Elephants can keep track of their family members and non-family members by their sense of smell. Psychologist Richard Byrne and other researchers at the Saint Andrews University in Scotland did a study in 2007 in Kenya at the Amboseli National Park to test the abilities of elephants to distinguish between friends and foes. They kept urine samples in front of some female elephants, regardless of when since they last saw each other, and checked them out. According to Scientific American, the elephants acted up when they smelt one that didn’t come from their herd or brood.
Emitting contact appeal
Studies have concluded that by using its sense of smell alone, elephants can track and distinguish between the scents of up to 30 companions and relatives, even if separated for years. Such memory helps them monitor their groups with whom they socialize, move and forage together. The trait also aids them to stay together and avoid getting lost while traveling in their herds. Anatomically, the olfactory region of the elephant’s brains is particularly active and extremely developed compared to its other senses, which is saying something for elephants that live so long. The mechanism works this way. When two elephants approach, they automatically emit something called the contact appeal. If they recognize the appeal, they respond in a friendly manner. If not, they adopt a defensive position.

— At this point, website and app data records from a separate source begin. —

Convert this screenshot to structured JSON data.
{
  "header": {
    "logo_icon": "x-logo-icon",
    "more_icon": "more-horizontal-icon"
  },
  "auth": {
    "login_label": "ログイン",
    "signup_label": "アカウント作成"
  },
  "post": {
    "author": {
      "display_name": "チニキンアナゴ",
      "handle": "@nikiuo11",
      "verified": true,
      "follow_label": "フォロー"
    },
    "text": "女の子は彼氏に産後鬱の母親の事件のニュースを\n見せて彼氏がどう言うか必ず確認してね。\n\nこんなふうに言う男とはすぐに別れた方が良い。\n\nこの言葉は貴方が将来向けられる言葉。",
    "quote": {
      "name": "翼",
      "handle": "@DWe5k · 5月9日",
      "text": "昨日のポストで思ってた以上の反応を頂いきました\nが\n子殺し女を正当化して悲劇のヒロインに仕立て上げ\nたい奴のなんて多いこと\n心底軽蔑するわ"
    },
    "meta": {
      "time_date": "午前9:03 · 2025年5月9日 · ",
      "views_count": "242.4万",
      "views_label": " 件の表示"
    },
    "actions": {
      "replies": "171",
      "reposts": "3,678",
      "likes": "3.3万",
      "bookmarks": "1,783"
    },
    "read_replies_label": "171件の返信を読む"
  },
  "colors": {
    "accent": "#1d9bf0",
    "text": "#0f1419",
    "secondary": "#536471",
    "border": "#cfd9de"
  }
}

Recognize human beings
The recognition skills of the elephant are not only limited to the herd members but also with people whom they had met briefly even decades earlier. Elephants have a great people memory. They have revealed altruism by their willingness to support and help people in distress. They remember kind gestures as well as injuries done to them. Those who work in close collaboration with the pachyderms have noticed elephants hold grudges against those who hurt them. One study of elephants in the Amboseli National Park in Kenya showed that they would react negatively to the sight or smell of certain clothing because it resembled that worn by Maasai tribesmen, who often threw spears at elephants. In Kenya, young men belonging to the Maasai tribe demonstrate their manhood by slaughtering elephants. Thus, the animals can associate and remember the smell of the tribe with spearing.
The zoologist and founder of Save the Elephants, Iain Douglas-Hamilton, is an authority on pachyderms. He has studied them in Nairobi and Tanzania in the 1960s. Early in his career, he recounts becoming so acquainted with an elephant in Lake Manyara National Park in Tanzania that he could walk beside her in the savannas. He left in 1969, and when he returned in 1973, the elephant still remembered him.
The ability of elephants to recall their peers and human beings from the past serves them well as they can live up to 70 to 80 years. The amount of time spent together does not have any bearings on their recollection capability. Not only are they able to recognize peers and people, but also express emotions in ways that perhaps only human beings can. They can pinpoint familiar peers using their incredible sense of smell and to detect the contact appeal emitted while meeting. But it is yet to be confirmed whether they use the same faculty and mechanism to recognize humans. Further studies in the future might shed some light on it.